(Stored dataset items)
* * * *

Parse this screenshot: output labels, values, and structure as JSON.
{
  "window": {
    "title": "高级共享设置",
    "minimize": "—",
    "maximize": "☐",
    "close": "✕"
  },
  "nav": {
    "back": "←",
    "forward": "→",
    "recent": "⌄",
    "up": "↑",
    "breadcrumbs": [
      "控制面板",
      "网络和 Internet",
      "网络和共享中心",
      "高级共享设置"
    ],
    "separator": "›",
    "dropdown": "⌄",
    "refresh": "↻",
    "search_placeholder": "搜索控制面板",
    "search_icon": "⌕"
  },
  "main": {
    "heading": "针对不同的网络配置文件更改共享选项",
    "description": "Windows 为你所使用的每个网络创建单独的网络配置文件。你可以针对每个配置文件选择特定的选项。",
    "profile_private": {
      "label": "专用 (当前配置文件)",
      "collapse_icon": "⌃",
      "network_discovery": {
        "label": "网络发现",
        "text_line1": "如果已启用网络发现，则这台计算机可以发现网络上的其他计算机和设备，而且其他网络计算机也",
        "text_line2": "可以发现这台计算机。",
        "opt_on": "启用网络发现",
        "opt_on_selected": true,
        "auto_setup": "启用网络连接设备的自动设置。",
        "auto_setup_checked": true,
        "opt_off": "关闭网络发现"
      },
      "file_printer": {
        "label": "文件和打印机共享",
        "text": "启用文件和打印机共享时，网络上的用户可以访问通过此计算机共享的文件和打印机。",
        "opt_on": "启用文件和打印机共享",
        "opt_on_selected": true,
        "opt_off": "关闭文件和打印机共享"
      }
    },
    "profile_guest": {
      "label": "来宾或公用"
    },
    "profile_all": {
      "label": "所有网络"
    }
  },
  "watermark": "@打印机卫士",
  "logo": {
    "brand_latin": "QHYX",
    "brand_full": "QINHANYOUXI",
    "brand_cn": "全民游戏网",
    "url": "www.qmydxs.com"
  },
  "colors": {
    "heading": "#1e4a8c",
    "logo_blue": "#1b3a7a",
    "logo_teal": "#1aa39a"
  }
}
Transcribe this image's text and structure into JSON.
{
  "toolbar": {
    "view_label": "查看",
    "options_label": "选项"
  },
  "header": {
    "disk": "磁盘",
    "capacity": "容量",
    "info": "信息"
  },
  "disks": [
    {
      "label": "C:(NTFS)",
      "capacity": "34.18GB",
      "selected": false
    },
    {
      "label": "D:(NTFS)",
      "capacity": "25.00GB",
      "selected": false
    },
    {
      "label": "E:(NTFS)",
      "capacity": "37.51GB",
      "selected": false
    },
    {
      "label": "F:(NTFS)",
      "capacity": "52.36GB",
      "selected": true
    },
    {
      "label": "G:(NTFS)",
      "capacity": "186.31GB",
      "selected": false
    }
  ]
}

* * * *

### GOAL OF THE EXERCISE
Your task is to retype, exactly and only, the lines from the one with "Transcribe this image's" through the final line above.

### EXPECTED OUTPUT
Transcribe this image's text and structure into JSON.
{
  "toolbar": {
    "view_label": "查看",
    "options_label": "选项"
  },
  "header": {
    "disk": "磁盘",
    "capacity": "容量",
    "info": "信息"
  },
  "disks": [
    {
      "label": "C:(NTFS)",
      "capacity": "34.18GB",
      "selected": false
    },
    {
      "label": "D:(NTFS)",
      "capacity": "25.00GB",
      "selected": false
    },
    {
      "label": "E:(NTFS)",
      "capacity": "37.51GB",
      "selected": false
    },
    {
      "label": "F:(NTFS)",
      "capacity": "52.36GB",
      "selected": true
    },
    {
      "label": "G:(NTFS)",
      "capacity": "186.31GB",
      "selected": false
    }
  ]
}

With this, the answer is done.